■ Exercise prompt
Please state the number of lines in the records below that contain the string "Excel", and nothing further.

■ Data for the task

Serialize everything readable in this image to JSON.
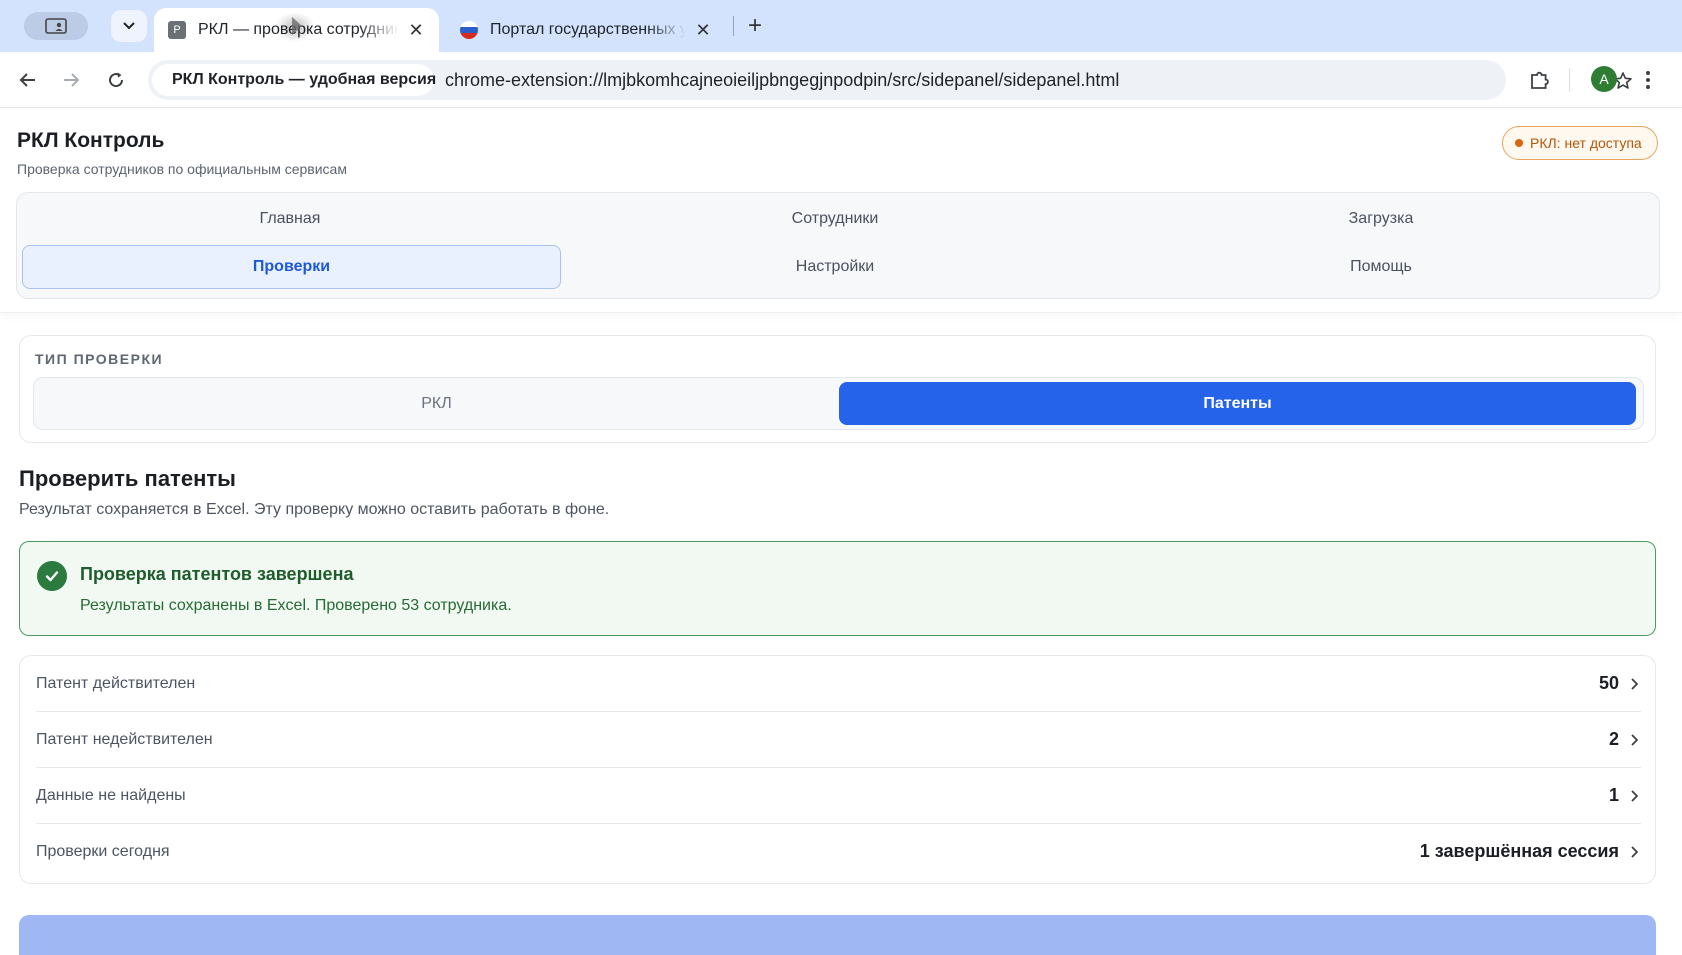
{
  "browser": {
    "tabs": [
      {
        "favicon_letter": "Р",
        "title": "РКЛ — проверка сотрудников",
        "active": true
      },
      {
        "title": "Портал государственных услуг",
        "active": false
      }
    ],
    "site_chip": "РКЛ Контроль — удобная версия",
    "url": "chrome-extension://lmjbkomhcajneoieiljpbngegjnpodpin/src/sidepanel/sidepanel.html",
    "avatar_letter": "A"
  },
  "app": {
    "title": "РКЛ Контроль",
    "subtitle": "Проверка сотрудников по официальным сервисам",
    "status": "РКЛ: нет доступа",
    "nav": [
      {
        "label": "Главная"
      },
      {
        "label": "Сотрудники"
      },
      {
        "label": "Загрузка"
      },
      {
        "label": "Проверки",
        "active": true
      },
      {
        "label": "Настройки"
      },
      {
        "label": "Помощь"
      }
    ]
  },
  "check_type": {
    "label": "ТИП ПРОВЕРКИ",
    "options": [
      "РКЛ",
      "Патенты"
    ],
    "selected": "Патенты"
  },
  "section": {
    "title": "Проверить патенты",
    "subtitle": "Результат сохраняется в Excel. Эту проверку можно оставить работать в фоне."
  },
  "alert": {
    "title": "Проверка патентов завершена",
    "body": "Результаты сохранены в Excel. Проверено 53 сотрудника."
  },
  "stats": [
    {
      "label": "Патент действителен",
      "value": "50"
    },
    {
      "label": "Патент недействителен",
      "value": "2"
    },
    {
      "label": "Данные не найдены",
      "value": "1"
    },
    {
      "label": "Проверки сегодня",
      "value": "1 завершённая сессия"
    }
  ],
  "colors": {
    "accent": "#2563eb",
    "success": "#2c7a3d",
    "warning": "#d9650c"
  }
}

■ Task solution
2